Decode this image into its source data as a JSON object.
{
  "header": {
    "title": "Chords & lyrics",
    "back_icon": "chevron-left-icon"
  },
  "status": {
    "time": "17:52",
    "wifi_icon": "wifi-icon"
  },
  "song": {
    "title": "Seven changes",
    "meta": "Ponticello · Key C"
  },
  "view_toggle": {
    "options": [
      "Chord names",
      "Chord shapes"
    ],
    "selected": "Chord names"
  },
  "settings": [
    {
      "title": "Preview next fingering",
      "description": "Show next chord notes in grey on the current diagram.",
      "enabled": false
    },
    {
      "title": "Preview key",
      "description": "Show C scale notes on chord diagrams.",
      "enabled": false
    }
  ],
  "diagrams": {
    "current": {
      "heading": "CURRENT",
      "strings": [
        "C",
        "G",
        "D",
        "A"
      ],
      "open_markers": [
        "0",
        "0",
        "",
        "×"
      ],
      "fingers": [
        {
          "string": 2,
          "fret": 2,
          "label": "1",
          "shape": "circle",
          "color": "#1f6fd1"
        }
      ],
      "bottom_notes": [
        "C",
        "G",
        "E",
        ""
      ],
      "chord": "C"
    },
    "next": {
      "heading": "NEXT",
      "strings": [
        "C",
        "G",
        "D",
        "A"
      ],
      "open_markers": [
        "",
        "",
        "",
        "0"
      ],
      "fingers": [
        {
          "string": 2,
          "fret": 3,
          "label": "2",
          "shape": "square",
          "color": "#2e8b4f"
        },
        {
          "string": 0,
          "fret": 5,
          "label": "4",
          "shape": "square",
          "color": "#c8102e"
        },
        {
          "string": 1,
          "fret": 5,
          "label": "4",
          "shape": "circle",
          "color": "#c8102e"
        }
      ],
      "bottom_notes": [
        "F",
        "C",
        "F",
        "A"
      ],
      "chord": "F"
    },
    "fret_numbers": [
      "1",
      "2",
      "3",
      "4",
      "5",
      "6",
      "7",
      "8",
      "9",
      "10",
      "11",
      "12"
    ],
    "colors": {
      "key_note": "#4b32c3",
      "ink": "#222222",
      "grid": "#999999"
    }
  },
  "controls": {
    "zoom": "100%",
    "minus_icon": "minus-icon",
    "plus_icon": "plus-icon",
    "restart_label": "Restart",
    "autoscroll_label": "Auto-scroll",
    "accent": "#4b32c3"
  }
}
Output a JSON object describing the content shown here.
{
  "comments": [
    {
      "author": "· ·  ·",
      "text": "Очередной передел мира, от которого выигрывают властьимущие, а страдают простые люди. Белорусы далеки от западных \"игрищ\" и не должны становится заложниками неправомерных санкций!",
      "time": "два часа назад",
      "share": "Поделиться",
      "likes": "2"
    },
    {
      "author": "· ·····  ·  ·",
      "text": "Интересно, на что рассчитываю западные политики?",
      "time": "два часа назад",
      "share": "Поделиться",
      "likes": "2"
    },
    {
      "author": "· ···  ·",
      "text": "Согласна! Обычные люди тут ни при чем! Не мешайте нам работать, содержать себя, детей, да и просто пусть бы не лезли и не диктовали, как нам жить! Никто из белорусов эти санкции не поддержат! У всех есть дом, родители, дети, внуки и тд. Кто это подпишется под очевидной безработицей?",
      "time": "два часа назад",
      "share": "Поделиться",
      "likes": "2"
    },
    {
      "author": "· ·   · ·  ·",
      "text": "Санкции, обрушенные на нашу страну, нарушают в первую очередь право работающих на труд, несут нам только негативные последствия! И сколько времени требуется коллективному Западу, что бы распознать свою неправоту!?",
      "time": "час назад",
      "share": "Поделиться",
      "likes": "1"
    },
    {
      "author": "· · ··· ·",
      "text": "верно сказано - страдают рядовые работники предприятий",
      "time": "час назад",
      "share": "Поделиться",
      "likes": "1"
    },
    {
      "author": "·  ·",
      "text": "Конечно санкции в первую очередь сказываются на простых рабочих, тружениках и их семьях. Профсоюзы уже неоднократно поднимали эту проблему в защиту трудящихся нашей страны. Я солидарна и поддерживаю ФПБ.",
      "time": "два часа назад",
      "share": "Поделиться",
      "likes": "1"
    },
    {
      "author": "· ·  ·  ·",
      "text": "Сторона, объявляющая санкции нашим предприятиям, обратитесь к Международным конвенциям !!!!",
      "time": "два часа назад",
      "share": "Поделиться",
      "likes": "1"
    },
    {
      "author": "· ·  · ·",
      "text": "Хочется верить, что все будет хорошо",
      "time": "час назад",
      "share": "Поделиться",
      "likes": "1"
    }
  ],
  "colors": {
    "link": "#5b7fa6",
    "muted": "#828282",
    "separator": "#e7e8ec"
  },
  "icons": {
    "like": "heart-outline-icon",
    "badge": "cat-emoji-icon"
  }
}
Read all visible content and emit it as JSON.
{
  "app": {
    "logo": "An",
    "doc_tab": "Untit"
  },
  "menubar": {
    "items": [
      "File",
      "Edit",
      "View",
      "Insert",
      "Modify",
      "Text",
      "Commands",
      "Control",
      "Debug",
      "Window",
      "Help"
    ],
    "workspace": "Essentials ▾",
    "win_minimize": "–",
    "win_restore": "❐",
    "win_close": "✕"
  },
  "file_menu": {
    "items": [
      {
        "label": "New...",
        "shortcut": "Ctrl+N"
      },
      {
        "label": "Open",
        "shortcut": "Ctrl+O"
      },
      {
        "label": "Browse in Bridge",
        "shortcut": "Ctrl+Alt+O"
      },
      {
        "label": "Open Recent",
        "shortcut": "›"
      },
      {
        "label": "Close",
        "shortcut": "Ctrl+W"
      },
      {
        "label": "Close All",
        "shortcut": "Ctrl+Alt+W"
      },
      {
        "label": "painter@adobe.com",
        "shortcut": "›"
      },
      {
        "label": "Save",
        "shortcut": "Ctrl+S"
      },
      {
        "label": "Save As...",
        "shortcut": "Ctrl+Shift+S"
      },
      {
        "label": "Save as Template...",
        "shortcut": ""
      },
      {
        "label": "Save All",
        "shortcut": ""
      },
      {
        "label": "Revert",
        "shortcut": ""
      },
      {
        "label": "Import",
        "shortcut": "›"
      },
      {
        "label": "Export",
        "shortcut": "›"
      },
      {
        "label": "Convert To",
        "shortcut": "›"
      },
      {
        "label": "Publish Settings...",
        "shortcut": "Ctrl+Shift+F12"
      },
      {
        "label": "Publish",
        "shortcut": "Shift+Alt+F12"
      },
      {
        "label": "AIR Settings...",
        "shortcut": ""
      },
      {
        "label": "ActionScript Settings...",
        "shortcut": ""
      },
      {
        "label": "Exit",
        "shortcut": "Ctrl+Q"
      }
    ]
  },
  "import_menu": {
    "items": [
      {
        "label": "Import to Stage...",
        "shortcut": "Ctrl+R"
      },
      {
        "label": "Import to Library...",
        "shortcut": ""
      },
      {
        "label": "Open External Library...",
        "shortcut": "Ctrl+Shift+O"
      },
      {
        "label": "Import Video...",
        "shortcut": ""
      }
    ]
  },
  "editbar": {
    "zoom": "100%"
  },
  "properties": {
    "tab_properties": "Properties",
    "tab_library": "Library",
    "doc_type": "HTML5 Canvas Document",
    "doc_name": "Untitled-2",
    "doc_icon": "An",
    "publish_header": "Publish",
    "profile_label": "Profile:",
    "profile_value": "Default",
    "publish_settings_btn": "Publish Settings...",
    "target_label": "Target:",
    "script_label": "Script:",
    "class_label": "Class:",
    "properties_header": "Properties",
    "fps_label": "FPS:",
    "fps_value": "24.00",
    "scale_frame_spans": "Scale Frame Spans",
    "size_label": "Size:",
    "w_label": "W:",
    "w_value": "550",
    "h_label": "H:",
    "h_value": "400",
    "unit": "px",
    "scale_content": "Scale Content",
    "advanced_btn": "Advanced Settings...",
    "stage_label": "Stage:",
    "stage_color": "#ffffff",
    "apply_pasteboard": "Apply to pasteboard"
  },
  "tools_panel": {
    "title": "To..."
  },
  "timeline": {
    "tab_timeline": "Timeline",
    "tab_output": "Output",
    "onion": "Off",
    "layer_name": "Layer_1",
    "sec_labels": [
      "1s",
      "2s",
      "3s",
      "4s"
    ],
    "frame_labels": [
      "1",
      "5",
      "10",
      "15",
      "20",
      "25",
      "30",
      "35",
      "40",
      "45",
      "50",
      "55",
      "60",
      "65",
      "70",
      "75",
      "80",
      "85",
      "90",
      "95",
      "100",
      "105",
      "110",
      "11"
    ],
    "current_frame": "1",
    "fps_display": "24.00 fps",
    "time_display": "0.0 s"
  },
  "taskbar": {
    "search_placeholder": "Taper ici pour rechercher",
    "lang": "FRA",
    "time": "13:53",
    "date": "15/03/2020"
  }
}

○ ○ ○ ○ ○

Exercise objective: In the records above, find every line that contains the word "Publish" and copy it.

Your response:
        "label": "Publish Settings...",
        "label": "Publish",
    "publish_header": "Publish",
    "publish_settings_btn": "Publish Settings...",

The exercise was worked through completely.